Which is very surprising, and scary to be seen coming from TechCunch, because people living in any urban or sub-urban city setting are most likely in range of one or more of their neighbors at all times. Neighbors that could be just as unscrupulous and skilled as the hackers sitting in coffee shops and airports waiting for unsuspecting victims to use the shared Wi-Fi without taking proper precautions.
Plus, SSL has been proven to have flaws and vulnerabilities on many platforms including Android, iOS, as well as any non-browser software utilizing SSL (TLS) including many home-banking apps. And SSL vulnerabilities are not just a thing from the past affecting older versions of SSL, but as recent as the DROWN vulnerability that came to light earlier this year that also exploits TLS. Since HTTPS is based around SSL/TLS encryption, it’s foolhardy to take any solace from HTTPS encryption now that KRACK is effectively making WPA2 Wi-Fi encryption ineffective until hardware/software patches are put out for routers, access points, and operating systems.
Some sites, including TechCrunch, also warn that a VPN won’t help because you are then having to trust your VPN provider with all of your internet usage. However, I’d much rather trust a reputable VPN provider with my information than put my trust in every random person within my Wi-Fi’s range. However, a VPN that truly keeps no logs can be easily found with the help of sites like GetFastVPN. Use this VPN Comparison Table to help quickly narrow down which VPNs to research more thoroughly before committing to one.

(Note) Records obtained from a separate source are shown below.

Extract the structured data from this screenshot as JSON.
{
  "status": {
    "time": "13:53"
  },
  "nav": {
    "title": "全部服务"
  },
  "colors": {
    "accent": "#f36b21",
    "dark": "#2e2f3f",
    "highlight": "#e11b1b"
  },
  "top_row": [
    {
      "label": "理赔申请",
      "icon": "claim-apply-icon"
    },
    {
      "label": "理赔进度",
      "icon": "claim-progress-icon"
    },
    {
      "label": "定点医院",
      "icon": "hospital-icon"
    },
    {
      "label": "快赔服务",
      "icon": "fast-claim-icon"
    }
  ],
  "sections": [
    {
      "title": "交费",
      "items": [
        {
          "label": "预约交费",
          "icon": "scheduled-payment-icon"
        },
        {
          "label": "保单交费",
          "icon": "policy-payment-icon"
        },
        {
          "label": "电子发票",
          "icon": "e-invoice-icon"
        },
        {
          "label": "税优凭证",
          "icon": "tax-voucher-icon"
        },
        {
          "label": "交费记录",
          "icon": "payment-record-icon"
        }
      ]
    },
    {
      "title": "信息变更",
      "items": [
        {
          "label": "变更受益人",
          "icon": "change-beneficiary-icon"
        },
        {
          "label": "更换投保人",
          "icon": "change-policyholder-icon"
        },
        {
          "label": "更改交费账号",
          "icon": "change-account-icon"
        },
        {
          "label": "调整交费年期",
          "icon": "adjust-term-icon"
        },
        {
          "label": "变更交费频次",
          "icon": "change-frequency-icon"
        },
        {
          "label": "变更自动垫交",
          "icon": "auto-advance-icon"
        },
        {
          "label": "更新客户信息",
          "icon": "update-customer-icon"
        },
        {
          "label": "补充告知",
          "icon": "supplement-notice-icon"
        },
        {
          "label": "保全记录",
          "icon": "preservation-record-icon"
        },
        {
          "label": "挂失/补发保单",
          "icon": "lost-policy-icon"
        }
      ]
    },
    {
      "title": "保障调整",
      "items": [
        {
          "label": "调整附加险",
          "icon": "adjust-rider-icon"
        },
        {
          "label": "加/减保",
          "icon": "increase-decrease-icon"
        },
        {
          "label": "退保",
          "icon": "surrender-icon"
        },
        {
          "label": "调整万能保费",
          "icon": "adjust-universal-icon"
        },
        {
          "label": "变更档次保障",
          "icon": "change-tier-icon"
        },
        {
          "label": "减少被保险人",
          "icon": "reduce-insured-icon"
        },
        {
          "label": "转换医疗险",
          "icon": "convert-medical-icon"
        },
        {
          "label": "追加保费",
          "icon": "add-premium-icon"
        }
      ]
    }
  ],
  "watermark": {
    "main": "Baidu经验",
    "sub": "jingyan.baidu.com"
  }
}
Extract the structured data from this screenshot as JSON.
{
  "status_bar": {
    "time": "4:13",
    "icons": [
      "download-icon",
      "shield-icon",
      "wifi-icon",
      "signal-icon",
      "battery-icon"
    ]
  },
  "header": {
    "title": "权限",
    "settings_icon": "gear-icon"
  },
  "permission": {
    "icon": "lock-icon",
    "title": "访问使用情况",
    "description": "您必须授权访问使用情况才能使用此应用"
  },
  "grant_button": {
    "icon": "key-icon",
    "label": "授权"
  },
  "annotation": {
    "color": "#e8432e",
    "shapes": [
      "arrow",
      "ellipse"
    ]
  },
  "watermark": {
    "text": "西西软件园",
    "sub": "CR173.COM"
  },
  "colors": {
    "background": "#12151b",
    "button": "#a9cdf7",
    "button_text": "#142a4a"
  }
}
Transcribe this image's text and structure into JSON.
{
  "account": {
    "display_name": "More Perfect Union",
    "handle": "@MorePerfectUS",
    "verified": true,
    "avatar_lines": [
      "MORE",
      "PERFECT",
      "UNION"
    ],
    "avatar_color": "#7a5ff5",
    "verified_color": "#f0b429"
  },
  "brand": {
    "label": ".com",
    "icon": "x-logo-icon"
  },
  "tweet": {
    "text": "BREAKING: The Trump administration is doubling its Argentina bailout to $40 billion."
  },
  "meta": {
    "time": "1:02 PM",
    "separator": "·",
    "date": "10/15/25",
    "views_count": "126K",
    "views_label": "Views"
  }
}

Of course, a KRACK Wikipedia page also went up pretty fast as well. 😛